WHAT THE TASK REQUIRES
Whenever a line below includes the string "Mailchimp", show it.

RECORD EXCERPTS
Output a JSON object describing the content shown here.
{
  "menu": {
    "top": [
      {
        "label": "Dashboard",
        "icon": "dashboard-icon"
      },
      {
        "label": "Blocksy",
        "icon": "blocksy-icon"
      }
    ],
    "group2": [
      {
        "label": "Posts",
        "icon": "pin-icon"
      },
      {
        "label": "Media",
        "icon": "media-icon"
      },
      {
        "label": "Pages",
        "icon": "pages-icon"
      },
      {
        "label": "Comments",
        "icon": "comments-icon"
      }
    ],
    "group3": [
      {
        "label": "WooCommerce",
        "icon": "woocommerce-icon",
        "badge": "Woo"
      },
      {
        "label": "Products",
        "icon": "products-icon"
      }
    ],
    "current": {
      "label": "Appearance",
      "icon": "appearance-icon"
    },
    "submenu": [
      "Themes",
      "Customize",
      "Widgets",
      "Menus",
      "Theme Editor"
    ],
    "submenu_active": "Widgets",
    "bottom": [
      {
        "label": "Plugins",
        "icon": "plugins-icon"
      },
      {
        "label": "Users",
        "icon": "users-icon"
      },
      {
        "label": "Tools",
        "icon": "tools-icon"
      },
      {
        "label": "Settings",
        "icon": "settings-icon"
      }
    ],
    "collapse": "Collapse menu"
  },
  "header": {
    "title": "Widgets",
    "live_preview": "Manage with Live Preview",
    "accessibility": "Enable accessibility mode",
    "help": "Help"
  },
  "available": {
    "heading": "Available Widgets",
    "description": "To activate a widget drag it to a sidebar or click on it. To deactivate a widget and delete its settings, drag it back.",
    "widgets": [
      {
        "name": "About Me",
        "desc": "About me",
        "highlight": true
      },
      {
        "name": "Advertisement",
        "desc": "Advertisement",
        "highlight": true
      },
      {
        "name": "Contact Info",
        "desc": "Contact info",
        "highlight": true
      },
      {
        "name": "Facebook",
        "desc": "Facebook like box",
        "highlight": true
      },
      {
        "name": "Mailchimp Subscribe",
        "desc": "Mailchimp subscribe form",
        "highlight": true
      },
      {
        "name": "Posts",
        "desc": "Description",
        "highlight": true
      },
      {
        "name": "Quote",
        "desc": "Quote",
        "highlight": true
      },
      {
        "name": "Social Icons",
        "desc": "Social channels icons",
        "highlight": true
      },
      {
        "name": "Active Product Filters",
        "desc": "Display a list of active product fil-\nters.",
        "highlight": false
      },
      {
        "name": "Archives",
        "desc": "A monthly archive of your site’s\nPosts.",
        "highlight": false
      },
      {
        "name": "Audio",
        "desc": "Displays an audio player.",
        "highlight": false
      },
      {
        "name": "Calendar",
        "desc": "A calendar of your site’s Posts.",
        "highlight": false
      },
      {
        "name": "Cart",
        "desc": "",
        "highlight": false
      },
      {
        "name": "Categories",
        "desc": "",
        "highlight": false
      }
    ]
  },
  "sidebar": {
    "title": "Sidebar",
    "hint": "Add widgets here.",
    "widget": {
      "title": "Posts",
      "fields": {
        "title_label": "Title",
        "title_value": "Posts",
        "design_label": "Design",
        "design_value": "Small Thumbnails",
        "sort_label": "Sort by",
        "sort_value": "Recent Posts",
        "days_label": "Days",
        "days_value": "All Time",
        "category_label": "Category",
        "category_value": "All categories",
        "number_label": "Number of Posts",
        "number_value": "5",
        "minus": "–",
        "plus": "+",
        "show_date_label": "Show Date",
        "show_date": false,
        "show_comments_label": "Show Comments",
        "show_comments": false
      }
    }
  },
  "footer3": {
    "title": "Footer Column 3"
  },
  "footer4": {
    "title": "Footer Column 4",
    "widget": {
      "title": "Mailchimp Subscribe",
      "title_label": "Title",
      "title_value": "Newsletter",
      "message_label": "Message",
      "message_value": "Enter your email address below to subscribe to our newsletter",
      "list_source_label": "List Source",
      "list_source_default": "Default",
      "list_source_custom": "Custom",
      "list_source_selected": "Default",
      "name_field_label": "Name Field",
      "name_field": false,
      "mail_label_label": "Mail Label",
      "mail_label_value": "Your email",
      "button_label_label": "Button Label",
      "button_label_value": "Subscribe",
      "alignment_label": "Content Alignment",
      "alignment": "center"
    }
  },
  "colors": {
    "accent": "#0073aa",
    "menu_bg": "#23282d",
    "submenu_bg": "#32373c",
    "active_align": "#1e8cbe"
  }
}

FINISHED TASK
        "name": "Mailchimp Subscribe",
        "desc": "Mailchimp subscribe form",
      "title": "Mailchimp Subscribe",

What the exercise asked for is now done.